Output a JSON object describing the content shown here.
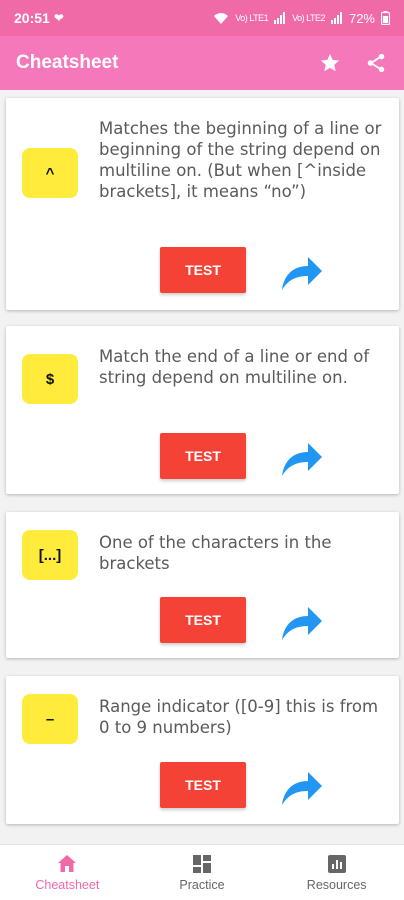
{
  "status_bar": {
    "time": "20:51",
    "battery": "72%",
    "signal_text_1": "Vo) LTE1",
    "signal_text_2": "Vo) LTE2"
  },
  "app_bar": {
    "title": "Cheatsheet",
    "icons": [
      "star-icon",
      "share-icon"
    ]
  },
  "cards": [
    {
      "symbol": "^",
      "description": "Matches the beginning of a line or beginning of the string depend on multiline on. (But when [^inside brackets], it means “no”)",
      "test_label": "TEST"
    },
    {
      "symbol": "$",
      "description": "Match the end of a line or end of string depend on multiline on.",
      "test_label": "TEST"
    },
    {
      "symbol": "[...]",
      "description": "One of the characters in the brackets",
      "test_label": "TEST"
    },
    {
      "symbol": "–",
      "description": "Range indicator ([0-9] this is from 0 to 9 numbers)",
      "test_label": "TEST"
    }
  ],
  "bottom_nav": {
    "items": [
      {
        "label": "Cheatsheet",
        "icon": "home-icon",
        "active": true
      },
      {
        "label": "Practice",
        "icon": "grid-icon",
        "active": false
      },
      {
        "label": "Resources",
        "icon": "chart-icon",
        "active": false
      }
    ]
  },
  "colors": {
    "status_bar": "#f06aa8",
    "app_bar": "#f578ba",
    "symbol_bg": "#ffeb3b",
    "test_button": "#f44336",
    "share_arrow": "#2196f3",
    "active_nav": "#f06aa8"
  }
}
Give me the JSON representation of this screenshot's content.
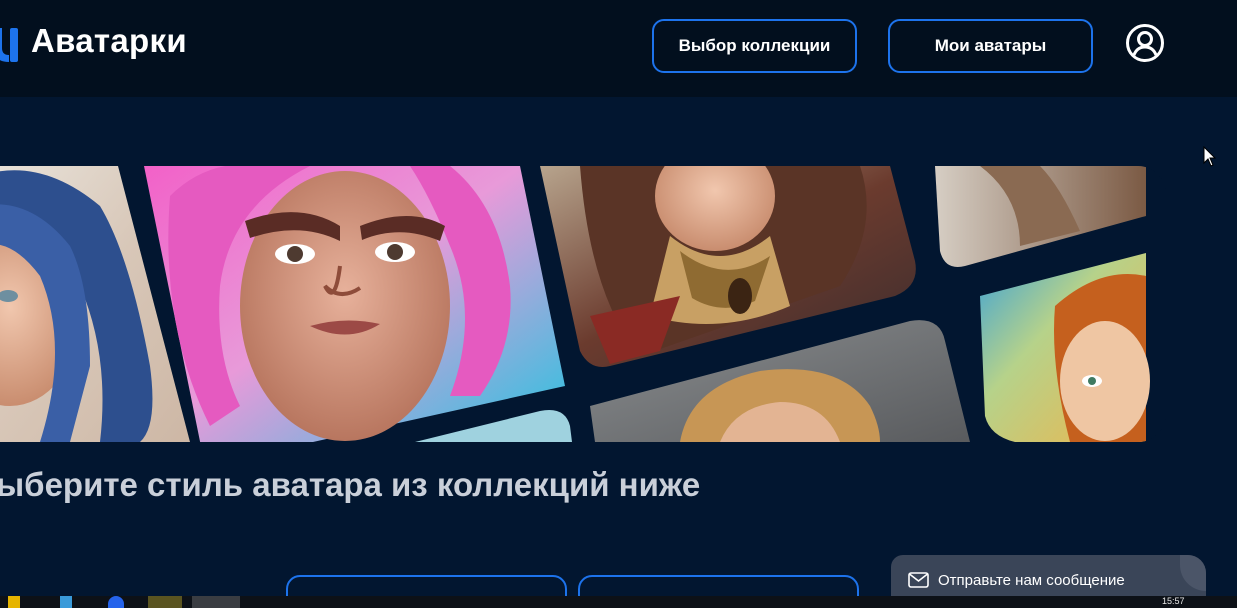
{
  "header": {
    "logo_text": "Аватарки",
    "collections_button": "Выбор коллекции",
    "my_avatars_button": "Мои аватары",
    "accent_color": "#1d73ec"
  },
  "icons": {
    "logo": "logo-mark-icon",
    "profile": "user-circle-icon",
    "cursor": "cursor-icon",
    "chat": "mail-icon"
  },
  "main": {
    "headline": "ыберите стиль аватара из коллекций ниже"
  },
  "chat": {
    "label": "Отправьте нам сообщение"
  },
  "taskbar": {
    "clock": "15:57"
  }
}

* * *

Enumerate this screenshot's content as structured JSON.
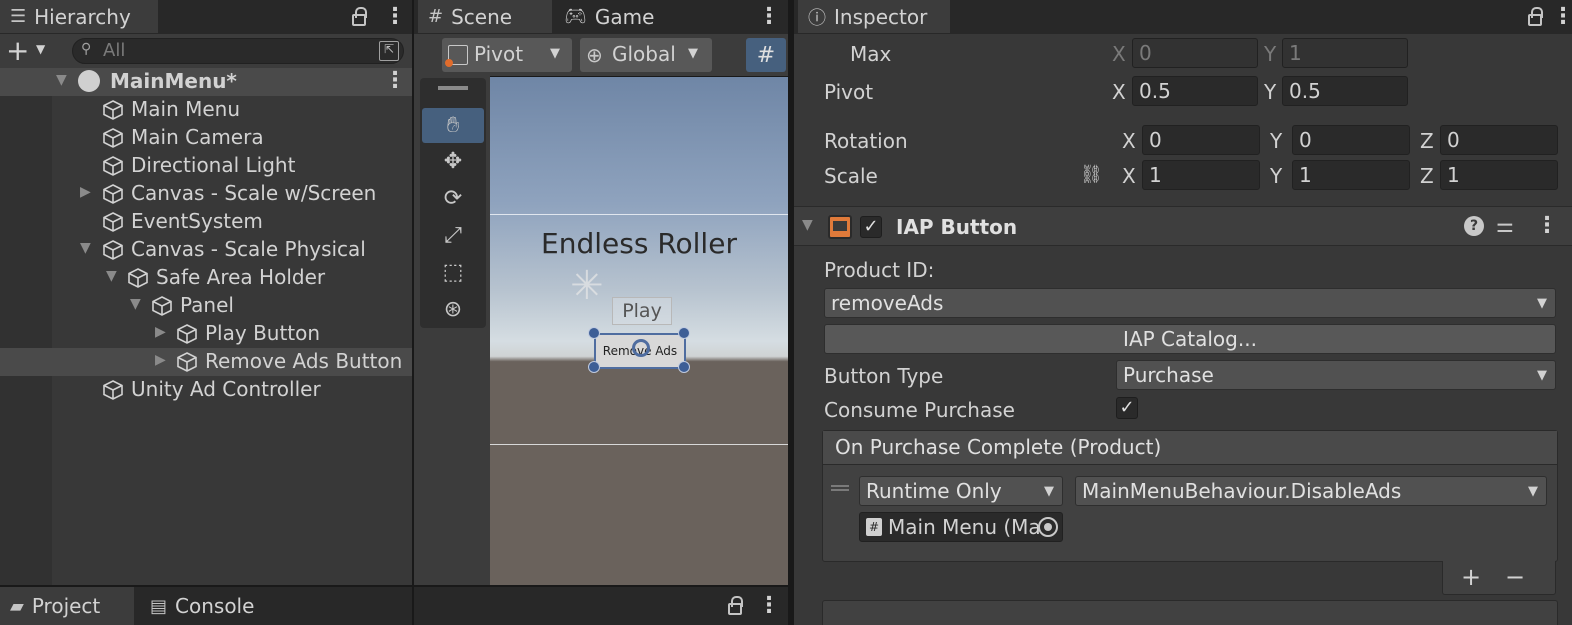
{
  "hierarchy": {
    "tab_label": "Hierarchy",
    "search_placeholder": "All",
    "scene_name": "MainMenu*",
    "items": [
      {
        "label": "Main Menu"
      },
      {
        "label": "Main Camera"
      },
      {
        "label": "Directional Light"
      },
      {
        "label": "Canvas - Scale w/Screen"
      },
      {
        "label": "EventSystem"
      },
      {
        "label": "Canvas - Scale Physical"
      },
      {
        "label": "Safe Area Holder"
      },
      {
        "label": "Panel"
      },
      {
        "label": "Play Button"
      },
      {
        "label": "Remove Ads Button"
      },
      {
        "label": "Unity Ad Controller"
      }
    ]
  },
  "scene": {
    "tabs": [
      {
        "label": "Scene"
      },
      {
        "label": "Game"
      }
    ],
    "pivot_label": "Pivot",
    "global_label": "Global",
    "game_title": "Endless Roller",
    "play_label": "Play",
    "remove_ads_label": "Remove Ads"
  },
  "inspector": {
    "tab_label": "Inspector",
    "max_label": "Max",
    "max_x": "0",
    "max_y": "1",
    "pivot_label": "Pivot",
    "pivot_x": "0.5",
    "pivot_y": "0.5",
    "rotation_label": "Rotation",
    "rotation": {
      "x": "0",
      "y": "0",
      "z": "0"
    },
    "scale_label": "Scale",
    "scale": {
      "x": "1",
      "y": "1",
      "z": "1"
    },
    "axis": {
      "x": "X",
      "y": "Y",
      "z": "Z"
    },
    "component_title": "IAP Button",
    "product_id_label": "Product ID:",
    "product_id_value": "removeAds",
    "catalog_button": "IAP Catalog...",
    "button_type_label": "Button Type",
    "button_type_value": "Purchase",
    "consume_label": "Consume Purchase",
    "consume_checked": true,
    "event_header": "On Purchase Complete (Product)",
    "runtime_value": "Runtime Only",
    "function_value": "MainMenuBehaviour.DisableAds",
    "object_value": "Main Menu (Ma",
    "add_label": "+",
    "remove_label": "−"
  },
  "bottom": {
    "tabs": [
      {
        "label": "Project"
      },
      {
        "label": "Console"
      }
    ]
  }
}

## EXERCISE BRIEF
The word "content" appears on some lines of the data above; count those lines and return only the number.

## EXERCISE RESULT
3